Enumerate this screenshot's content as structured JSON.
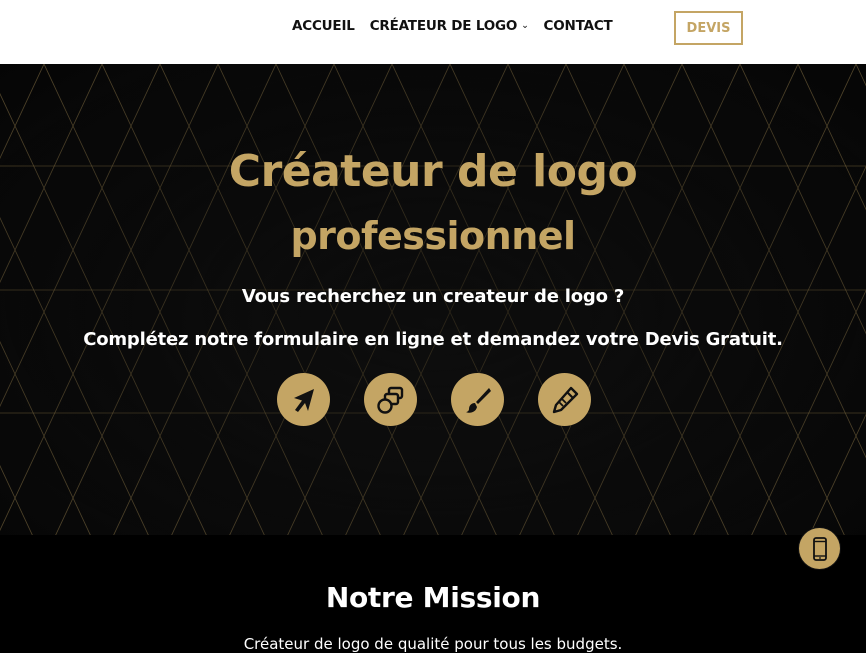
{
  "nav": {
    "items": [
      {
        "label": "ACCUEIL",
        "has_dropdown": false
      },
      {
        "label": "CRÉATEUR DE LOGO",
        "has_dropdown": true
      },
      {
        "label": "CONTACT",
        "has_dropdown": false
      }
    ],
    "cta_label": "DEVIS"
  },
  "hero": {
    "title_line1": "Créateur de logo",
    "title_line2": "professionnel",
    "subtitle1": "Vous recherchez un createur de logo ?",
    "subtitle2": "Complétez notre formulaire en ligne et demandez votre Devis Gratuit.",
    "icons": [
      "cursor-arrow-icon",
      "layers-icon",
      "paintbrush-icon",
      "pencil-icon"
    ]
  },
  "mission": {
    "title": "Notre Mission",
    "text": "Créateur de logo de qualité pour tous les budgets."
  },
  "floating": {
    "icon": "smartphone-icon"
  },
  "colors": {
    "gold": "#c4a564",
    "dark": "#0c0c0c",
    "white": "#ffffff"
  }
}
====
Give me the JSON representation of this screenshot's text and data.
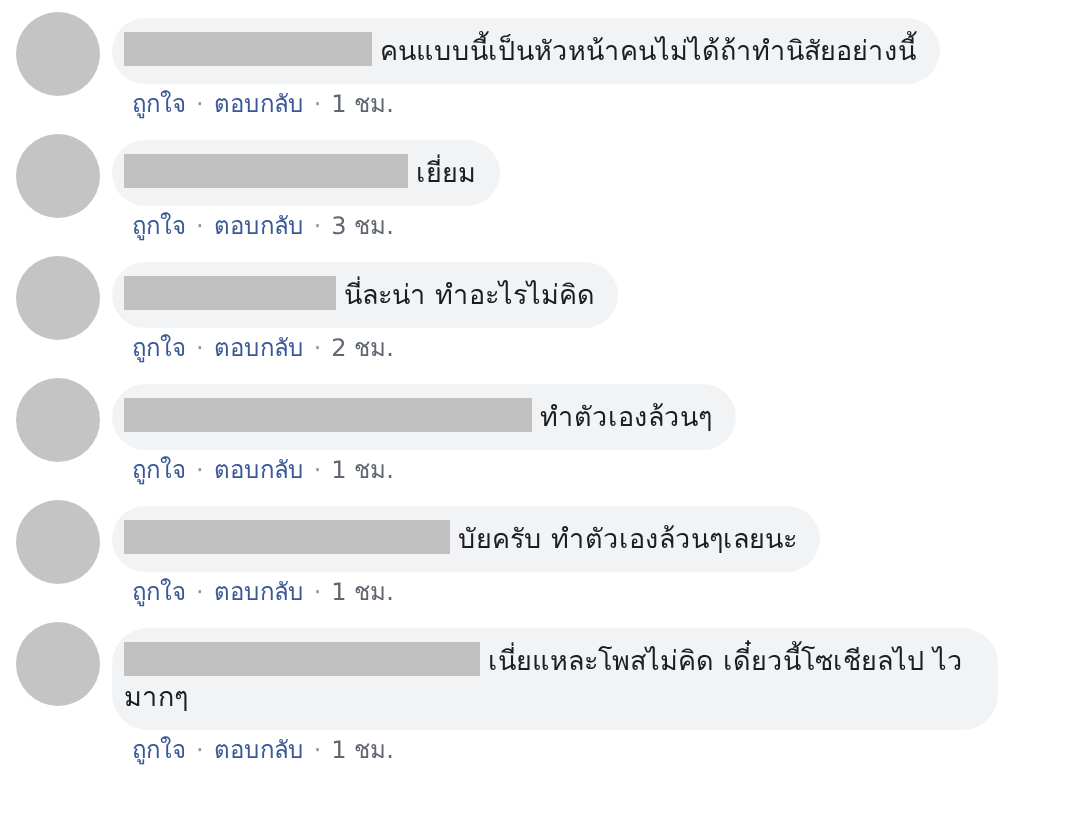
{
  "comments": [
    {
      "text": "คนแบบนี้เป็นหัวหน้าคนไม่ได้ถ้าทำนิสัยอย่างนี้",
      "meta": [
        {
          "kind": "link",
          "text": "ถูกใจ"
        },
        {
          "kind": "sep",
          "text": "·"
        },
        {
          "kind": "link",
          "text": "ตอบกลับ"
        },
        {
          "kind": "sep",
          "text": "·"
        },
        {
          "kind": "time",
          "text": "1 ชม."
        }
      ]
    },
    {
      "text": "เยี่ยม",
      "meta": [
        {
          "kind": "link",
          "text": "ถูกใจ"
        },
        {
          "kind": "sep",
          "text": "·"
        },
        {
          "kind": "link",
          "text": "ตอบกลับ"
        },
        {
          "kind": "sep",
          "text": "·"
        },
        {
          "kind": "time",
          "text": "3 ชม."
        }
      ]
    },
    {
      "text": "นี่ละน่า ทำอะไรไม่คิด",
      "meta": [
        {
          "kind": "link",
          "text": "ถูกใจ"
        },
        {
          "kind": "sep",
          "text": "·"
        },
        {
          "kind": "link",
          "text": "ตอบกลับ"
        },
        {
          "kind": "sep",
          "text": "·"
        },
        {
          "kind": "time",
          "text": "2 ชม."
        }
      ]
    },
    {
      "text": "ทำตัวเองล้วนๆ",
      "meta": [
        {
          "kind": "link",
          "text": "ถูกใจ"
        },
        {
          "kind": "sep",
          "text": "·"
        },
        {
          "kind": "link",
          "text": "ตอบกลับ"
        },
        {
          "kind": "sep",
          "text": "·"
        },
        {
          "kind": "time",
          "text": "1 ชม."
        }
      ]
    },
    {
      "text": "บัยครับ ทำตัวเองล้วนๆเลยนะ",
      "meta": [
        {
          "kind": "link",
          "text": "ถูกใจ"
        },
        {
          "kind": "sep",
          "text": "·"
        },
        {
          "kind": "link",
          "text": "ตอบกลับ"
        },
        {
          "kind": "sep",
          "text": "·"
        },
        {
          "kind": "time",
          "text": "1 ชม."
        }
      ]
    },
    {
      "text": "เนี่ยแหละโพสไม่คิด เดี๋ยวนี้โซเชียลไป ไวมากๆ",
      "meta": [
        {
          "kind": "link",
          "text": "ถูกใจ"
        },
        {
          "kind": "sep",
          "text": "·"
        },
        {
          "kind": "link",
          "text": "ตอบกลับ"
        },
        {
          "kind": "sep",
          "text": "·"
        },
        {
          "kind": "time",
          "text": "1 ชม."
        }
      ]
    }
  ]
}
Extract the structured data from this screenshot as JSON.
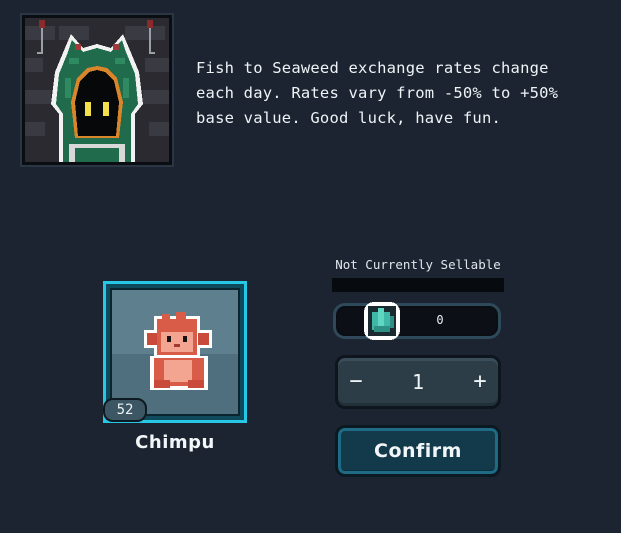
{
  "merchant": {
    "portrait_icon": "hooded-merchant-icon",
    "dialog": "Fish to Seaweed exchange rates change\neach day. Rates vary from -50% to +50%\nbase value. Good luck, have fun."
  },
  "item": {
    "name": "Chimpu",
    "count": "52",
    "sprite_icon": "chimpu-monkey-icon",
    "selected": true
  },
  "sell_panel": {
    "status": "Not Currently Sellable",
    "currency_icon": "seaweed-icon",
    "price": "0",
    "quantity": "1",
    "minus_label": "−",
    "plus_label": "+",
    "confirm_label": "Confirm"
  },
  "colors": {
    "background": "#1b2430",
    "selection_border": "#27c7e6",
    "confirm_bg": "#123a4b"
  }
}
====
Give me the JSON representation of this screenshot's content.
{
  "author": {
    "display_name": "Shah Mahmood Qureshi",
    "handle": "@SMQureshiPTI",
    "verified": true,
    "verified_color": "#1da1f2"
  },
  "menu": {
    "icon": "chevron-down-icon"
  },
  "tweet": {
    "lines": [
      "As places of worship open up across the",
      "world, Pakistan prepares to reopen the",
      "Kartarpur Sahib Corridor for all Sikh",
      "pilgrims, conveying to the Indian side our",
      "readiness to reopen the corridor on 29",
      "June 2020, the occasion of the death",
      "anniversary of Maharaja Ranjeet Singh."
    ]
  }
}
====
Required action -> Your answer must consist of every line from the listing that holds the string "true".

Output of the exercise ->
        "has_dropdown": true
    "selected": true
    "verified": true,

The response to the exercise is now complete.